## EXERCISE DESCRIPTION
The expected answer is the data below, printed verbatim without its pictures.

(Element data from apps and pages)
· · · ·
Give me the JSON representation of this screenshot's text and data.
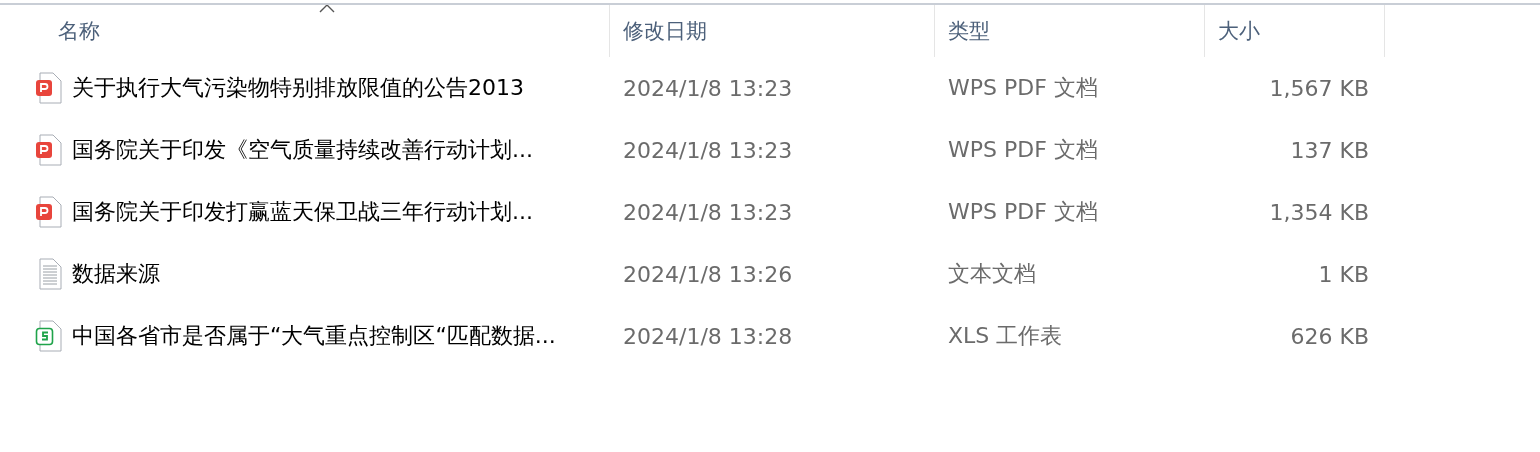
{
  "table": {
    "columns": [
      {
        "label": "名称",
        "sorted": true
      },
      {
        "label": "修改日期",
        "sorted": false
      },
      {
        "label": "类型",
        "sorted": false
      },
      {
        "label": "大小",
        "sorted": false
      }
    ],
    "rows": [
      {
        "kind": "pdf",
        "name": "关于执行大气污染物特别排放限值的公告2013",
        "modified": "2024/1/8 13:23",
        "type": "WPS PDF 文档",
        "size": "1,567 KB"
      },
      {
        "kind": "pdf",
        "name": "国务院关于印发《空气质量持续改善行动计划...",
        "modified": "2024/1/8 13:23",
        "type": "WPS PDF 文档",
        "size": "137 KB"
      },
      {
        "kind": "pdf",
        "name": "国务院关于印发打赢蓝天保卫战三年行动计划...",
        "modified": "2024/1/8 13:23",
        "type": "WPS PDF 文档",
        "size": "1,354 KB"
      },
      {
        "kind": "text",
        "name": "数据来源",
        "modified": "2024/1/8 13:26",
        "type": "文本文档",
        "size": "1 KB"
      },
      {
        "kind": "sheet",
        "name": "中国各省市是否属于“大气重点控制区“匹配数据...",
        "modified": "2024/1/8 13:28",
        "type": "XLS 工作表",
        "size": "626 KB"
      }
    ]
  }
}
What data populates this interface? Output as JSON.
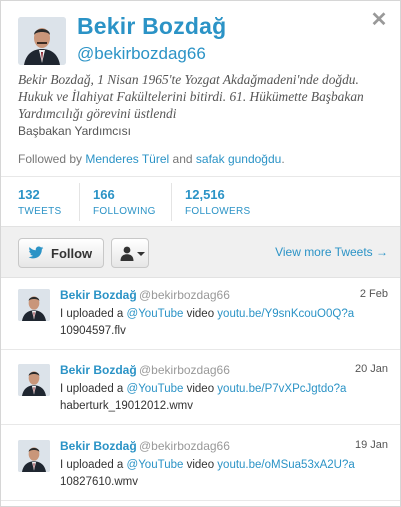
{
  "profile": {
    "name": "Bekir Bozdağ",
    "handle": "@bekirbozdag66",
    "bio": "Bekir Bozdağ, 1 Nisan 1965'te Yozgat Akdağmadeni'nde doğdu. Hukuk ve İlahiyat Fakültelerini bitirdi. 61. Hükümette Başbakan Yardımcılığı görevini üstlendi",
    "subtitle": "Başbakan Yardımcısı",
    "followed_by_prefix": "Followed by",
    "followed_by_user1": "Menderes Türel",
    "followed_by_and": "and",
    "followed_by_user2": "safak gundoğdu",
    "followed_by_suffix": "."
  },
  "stats": [
    {
      "value": "132",
      "label": "TWEETS"
    },
    {
      "value": "166",
      "label": "FOLLOWING"
    },
    {
      "value": "12,516",
      "label": "FOLLOWERS"
    }
  ],
  "actions": {
    "follow_label": "Follow",
    "view_more_label": "View more Tweets →",
    "close_glyph": "✕"
  },
  "tweets": [
    {
      "name": "Bekir Bozdağ",
      "handle": "@bekirbozdag66",
      "date": "2 Feb",
      "text_prefix": "I uploaded a",
      "mention": "@YouTube",
      "text_middle": "video",
      "link": "youtu.be/Y9snKcouO0Q?a",
      "tail": "10904597.flv"
    },
    {
      "name": "Bekir Bozdağ",
      "handle": "@bekirbozdag66",
      "date": "20 Jan",
      "text_prefix": "I uploaded a",
      "mention": "@YouTube",
      "text_middle": "video",
      "link": "youtu.be/P7vXPcJgtdo?a",
      "tail": "haberturk_19012012.wmv"
    },
    {
      "name": "Bekir Bozdağ",
      "handle": "@bekirbozdag66",
      "date": "19 Jan",
      "text_prefix": "I uploaded a",
      "mention": "@YouTube",
      "text_middle": "video",
      "link": "youtu.be/oMSua53xA2U?a",
      "tail": "10827610.wmv"
    }
  ],
  "colors": {
    "accent": "#2b93c6",
    "action_bar": "#f0f0f0"
  },
  "icons": [
    "close-icon",
    "twitter-bird-icon",
    "user-icon",
    "caret-down-icon"
  ]
}
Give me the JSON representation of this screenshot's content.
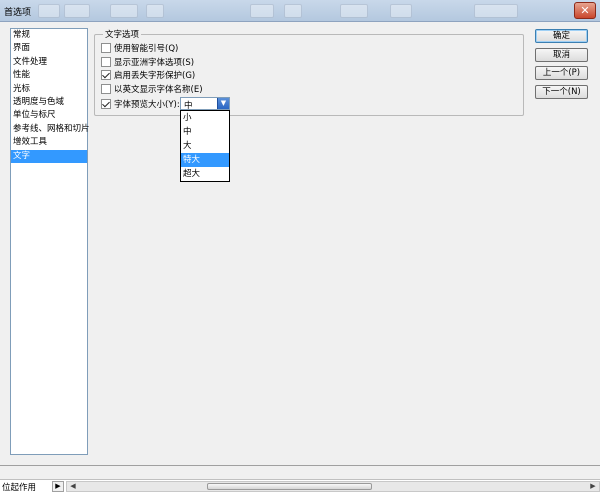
{
  "window": {
    "title": "首选项",
    "close_glyph": "✕"
  },
  "sidebar": {
    "items": [
      {
        "label": "常规"
      },
      {
        "label": "界面"
      },
      {
        "label": "文件处理"
      },
      {
        "label": "性能"
      },
      {
        "label": "光标"
      },
      {
        "label": "透明度与色域"
      },
      {
        "label": "单位与标尺"
      },
      {
        "label": "参考线、网格和切片"
      },
      {
        "label": "增效工具"
      },
      {
        "label": "文字"
      }
    ],
    "selected_index": 9
  },
  "text_options": {
    "group_label": "文字选项",
    "options": [
      {
        "label": "使用智能引号(Q)",
        "checked": false
      },
      {
        "label": "显示亚洲字体选项(S)",
        "checked": false
      },
      {
        "label": "启用丢失字形保护(G)",
        "checked": true
      },
      {
        "label": "以英文显示字体名称(E)",
        "checked": false
      },
      {
        "label": "字体预览大小(Y):",
        "checked": true
      }
    ],
    "preview_size": {
      "value": "中",
      "arrow_glyph": "▼",
      "options": [
        "小",
        "中",
        "大",
        "特大",
        "超大"
      ],
      "highlighted": "特大"
    }
  },
  "buttons": {
    "ok": "确定",
    "cancel": "取消",
    "prev": "上一个(P)",
    "next": "下一个(N)"
  },
  "statusbar": {
    "text": "位起作用",
    "arrow_glyph": "▶",
    "scroll_left_glyph": "◀",
    "scroll_right_glyph": "▶"
  }
}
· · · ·
## RESPONSE TO THE TASK
Give me the JSON representation of this screenshot's text and data.
{
  "table": {
    "columns": [
      {
        "label": "名称",
        "sorted": true
      },
      {
        "label": "修改日期",
        "sorted": false
      },
      {
        "label": "类型",
        "sorted": false
      },
      {
        "label": "大小",
        "sorted": false
      }
    ],
    "rows": [
      {
        "kind": "pdf",
        "name": "关于执行大气污染物特别排放限值的公告2013",
        "modified": "2024/1/8 13:23",
        "type": "WPS PDF 文档",
        "size": "1,567 KB"
      },
      {
        "kind": "pdf",
        "name": "国务院关于印发《空气质量持续改善行动计划...",
        "modified": "2024/1/8 13:23",
        "type": "WPS PDF 文档",
        "size": "137 KB"
      },
      {
        "kind": "pdf",
        "name": "国务院关于印发打赢蓝天保卫战三年行动计划...",
        "modified": "2024/1/8 13:23",
        "type": "WPS PDF 文档",
        "size": "1,354 KB"
      },
      {
        "kind": "text",
        "name": "数据来源",
        "modified": "2024/1/8 13:26",
        "type": "文本文档",
        "size": "1 KB"
      },
      {
        "kind": "sheet",
        "name": "中国各省市是否属于“大气重点控制区“匹配数据...",
        "modified": "2024/1/8 13:28",
        "type": "XLS 工作表",
        "size": "626 KB"
      }
    ]
  }
}
What data populates this interface? Output as JSON.
{
  "profile": {
    "name": "Bekir Bozdağ",
    "handle": "@bekirbozdag66",
    "bio": "Bekir Bozdağ, 1 Nisan 1965'te Yozgat Akdağmadeni'nde doğdu. Hukuk ve İlahiyat Fakültelerini bitirdi. 61. Hükümette Başbakan Yardımcılığı görevini üstlendi",
    "subtitle": "Başbakan Yardımcısı",
    "followed_by_prefix": "Followed by",
    "followed_by_user1": "Menderes Türel",
    "followed_by_and": "and",
    "followed_by_user2": "safak gundoğdu",
    "followed_by_suffix": "."
  },
  "stats": [
    {
      "value": "132",
      "label": "TWEETS"
    },
    {
      "value": "166",
      "label": "FOLLOWING"
    },
    {
      "value": "12,516",
      "label": "FOLLOWERS"
    }
  ],
  "actions": {
    "follow_label": "Follow",
    "view_more_label": "View more Tweets →",
    "close_glyph": "✕"
  },
  "tweets": [
    {
      "name": "Bekir Bozdağ",
      "handle": "@bekirbozdag66",
      "date": "2 Feb",
      "text_prefix": "I uploaded a",
      "mention": "@YouTube",
      "text_middle": "video",
      "link": "youtu.be/Y9snKcouO0Q?a",
      "tail": "10904597.flv"
    },
    {
      "name": "Bekir Bozdağ",
      "handle": "@bekirbozdag66",
      "date": "20 Jan",
      "text_prefix": "I uploaded a",
      "mention": "@YouTube",
      "text_middle": "video",
      "link": "youtu.be/P7vXPcJgtdo?a",
      "tail": "haberturk_19012012.wmv"
    },
    {
      "name": "Bekir Bozdağ",
      "handle": "@bekirbozdag66",
      "date": "19 Jan",
      "text_prefix": "I uploaded a",
      "mention": "@YouTube",
      "text_middle": "video",
      "link": "youtu.be/oMSua53xA2U?a",
      "tail": "10827610.wmv"
    }
  ],
  "colors": {
    "accent": "#2b93c6",
    "action_bar": "#f0f0f0"
  },
  "icons": [
    "close-icon",
    "twitter-bird-icon",
    "user-icon",
    "caret-down-icon"
  ]
}
Give me the JSON representation of this screenshot's content.
{
  "window": {
    "title": "首选项",
    "close_glyph": "✕"
  },
  "sidebar": {
    "items": [
      {
        "label": "常规"
      },
      {
        "label": "界面"
      },
      {
        "label": "文件处理"
      },
      {
        "label": "性能"
      },
      {
        "label": "光标"
      },
      {
        "label": "透明度与色域"
      },
      {
        "label": "单位与标尺"
      },
      {
        "label": "参考线、网格和切片"
      },
      {
        "label": "增效工具"
      },
      {
        "label": "文字"
      }
    ],
    "selected_index": 9
  },
  "text_options": {
    "group_label": "文字选项",
    "options": [
      {
        "label": "使用智能引号(Q)",
        "checked": false
      },
      {
        "label": "显示亚洲字体选项(S)",
        "checked": false
      },
      {
        "label": "启用丢失字形保护(G)",
        "checked": true
      },
      {
        "label": "以英文显示字体名称(E)",
        "checked": false
      },
      {
        "label": "字体预览大小(Y):",
        "checked": true
      }
    ],
    "preview_size": {
      "value": "中",
      "arrow_glyph": "▼",
      "options": [
        "小",
        "中",
        "大",
        "特大",
        "超大"
      ],
      "highlighted": "特大"
    }
  },
  "buttons": {
    "ok": "确定",
    "cancel": "取消",
    "prev": "上一个(P)",
    "next": "下一个(N)"
  },
  "statusbar": {
    "text": "位起作用",
    "arrow_glyph": "▶",
    "scroll_left_glyph": "◀",
    "scroll_right_glyph": "▶"
  }
}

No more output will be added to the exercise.